The Lodi Planning Commission approved Home Depot coming to town and plans for Reynolds Ranch at its meeting Wednesday night.
Dale Gillespie, project developer of Reynolds Ranch, said the plan is to hold the groundbreaking on the entire center in July. The 154,114- square-foot Costco is set to open its doors by the end of this year, while the 134,240- square-foot Home Depot aims to open in 2011.
Other shops in the center would begin to appear in late 2011, with the majority of the other stores opening in 2012, he said.
With barely any conversation, the commission approved the store and project's plans in a 6-0 vote with commissioner Tim Mattheis absent.
Their vote will be the final approval necessary for Home Depot and the shopping center, as long as no one appeals the decision to the Lodi City Council.
The Planning Commission approved Costco on Feb. 10, and it was appealed by Melissa and Charles Katzakian, who live in a historic home near the project. The council will vote on the final approval of Costco at its May 5 meeting.
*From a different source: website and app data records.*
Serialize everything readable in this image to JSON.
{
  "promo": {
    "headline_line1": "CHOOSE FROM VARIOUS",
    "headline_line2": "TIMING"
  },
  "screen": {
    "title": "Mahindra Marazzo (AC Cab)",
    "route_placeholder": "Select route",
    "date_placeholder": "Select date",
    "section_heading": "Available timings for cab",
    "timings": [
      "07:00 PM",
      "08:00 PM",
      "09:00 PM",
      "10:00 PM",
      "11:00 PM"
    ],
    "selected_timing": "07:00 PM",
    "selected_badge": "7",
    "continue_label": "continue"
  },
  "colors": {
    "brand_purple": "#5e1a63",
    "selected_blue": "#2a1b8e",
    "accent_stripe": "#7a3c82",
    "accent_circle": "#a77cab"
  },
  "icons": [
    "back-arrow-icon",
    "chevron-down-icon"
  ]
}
The plans for Reynolds Ranch include five other major retailers that will be 18,000 square feet or larger. The plans also include locations for a drugstore, a restaurant, two banks and nine smaller shops.
In total, Reynolds Ranch will include 493,795 square feet and 2,464 parking spaces.
Commissioner Wendel Kiser said he was pleased with the retail center's architecture.
"I think it really looks good and is thought out well," he said. "I think it will turn out to be a very nice project."
Commissioner Dave Kirsten said the only concerns he has heard revolve around traffic, and he believes that will be eased with the city's project to widen Harney Lane to four lanes.
"Everyone that has a position on the project has spoken," he said. "I don't think the community seeks to block the project or keep it from going forward." There were no public comments on the project, even though the commission did receive two letters from concerned residents.
A letter focused on traffic concerns came from representatives of Miller Farms, which is near the project.
Also, the Katzakians submitted a letter nearly identical to the one they submitted when Costco was before the commission.
The Katzakians are appealing the project's state-mandated Environmental Impact Report. They argue that the EIR had assumed their historic house would be used for a retail, but since they have not been able to reach an agreement with Gillespie, they are still living in their house.
If the house were to remain residential, the couple believe that the city would have to do a new environmental analysis on the area to measure the land use impact of the project on the residential property.